The LVD Directive includes both electrical equipment and components designed for use with a voltage rating between 50 and 1000 V for alternating current (AC) or between 75 and 1500 V for direct current (DC). These voltage ratings refer to the voltage of the electrical input or output, not to voltages that may appear inside the equipment.
Equipment listed in Annex II LVD 2014/35/EU are excluded from the scope of the Directive:
In the main, these are items which are covered under other more specific directives or which are subject to international legislation outside of the jurisdiction of the EU.
Conformity assessment procedure (Annex III- Internal production control)
The manufacturer puts together the technical documentation which makes it possible to assess whether the electrical equipment complies with the requirements of the directive. It contains at least the elements set out in the Annex III.
The essential requirements
The essential requirements cover all risks arising from the use of electrical equipment, including not just electrical ones but also mechanical, chemical (such as, in particular, emission of aggressive substances), health aspects of noise and vibration, and ergonomic aspects which could cause hazard within the scope of the LVD Directive.
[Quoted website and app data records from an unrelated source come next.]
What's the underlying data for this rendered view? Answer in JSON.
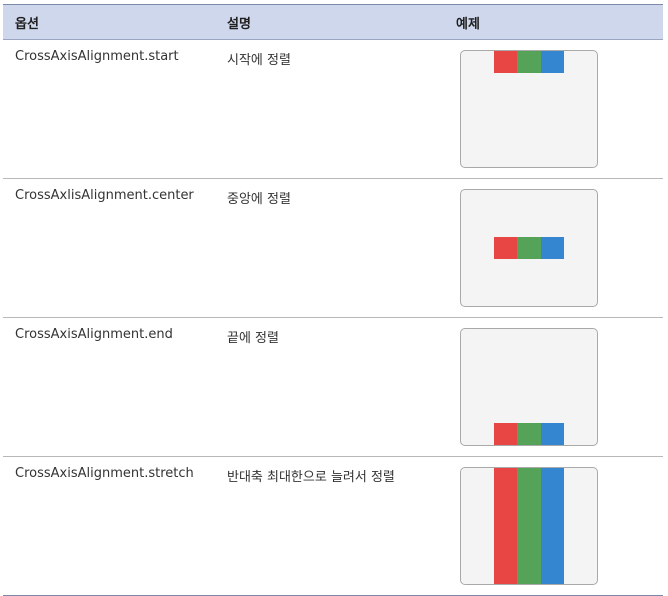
{
  "header": {
    "col1": "옵션",
    "col2": "설명",
    "col3": "예제"
  },
  "rows": [
    {
      "option": "CrossAxisAlignment.start",
      "description": "시작에 정렬",
      "mode": "start"
    },
    {
      "option": "CrossAxlisAlignment.center",
      "description": "중앙에 정렬",
      "mode": "center"
    },
    {
      "option": "CrossAxisAlignment.end",
      "description": "끝에 정렬",
      "mode": "end"
    },
    {
      "option": "CrossAxisAlignment.stretch",
      "description": "반대축 최대한으로 늘려서 정렬",
      "mode": "stretch"
    }
  ],
  "colors": {
    "red": "#e84545",
    "green": "#55a259",
    "blue": "#3486d0",
    "header_bg": "#cfd7ec"
  }
}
Evidently, non-compliant products enter the EU Market everyday – whether the brand owner knowingly does so or due to a lack of knowledge imparted from EU importers/distributors.
As there is no “approval” in the EU Market, Competent Authorities focus almost exclusively on conducting systematic surveillance of products which are being made available on the market. This can include pulling products off of shelves, stopping products at customs or even deploying bots online to identify non-EU based e-commerce shops which mention that they ship to the EU Market.
Should you choose to take the risk to ship product to Europe which has not followed the required path to compliance as detailed above, you should also be prepared for the consequences.
The main consequences include, but are not limited to:
Ultimately, the prescribed actions that are to be taken in the case that a product is found to be non-compliant will vary depending on the EU Competent Authority which identified the breach, the EU Member State, cooperation from the brand owner and the actions taken by the appointed Authorized Representative. Above all else, the professionalism and expertise of the appointed Authorized Representative in dealing with various Competent Authorities and handling such situations play a vital role in the successful recovery of your brand in the EU Market.
It is the responsibility of each brand owner to continue to collect information related to use of their products after they have been made available to consumers as well as to ensure that they continue to comply as the legislation applicable to their products evolves. Post-marketing surveillance activities include, but are not limited to:
Working with a professional Authorized Representative will help to ensure that the necessary actions are taken to ensure continued compliance and proper post-market surveillance.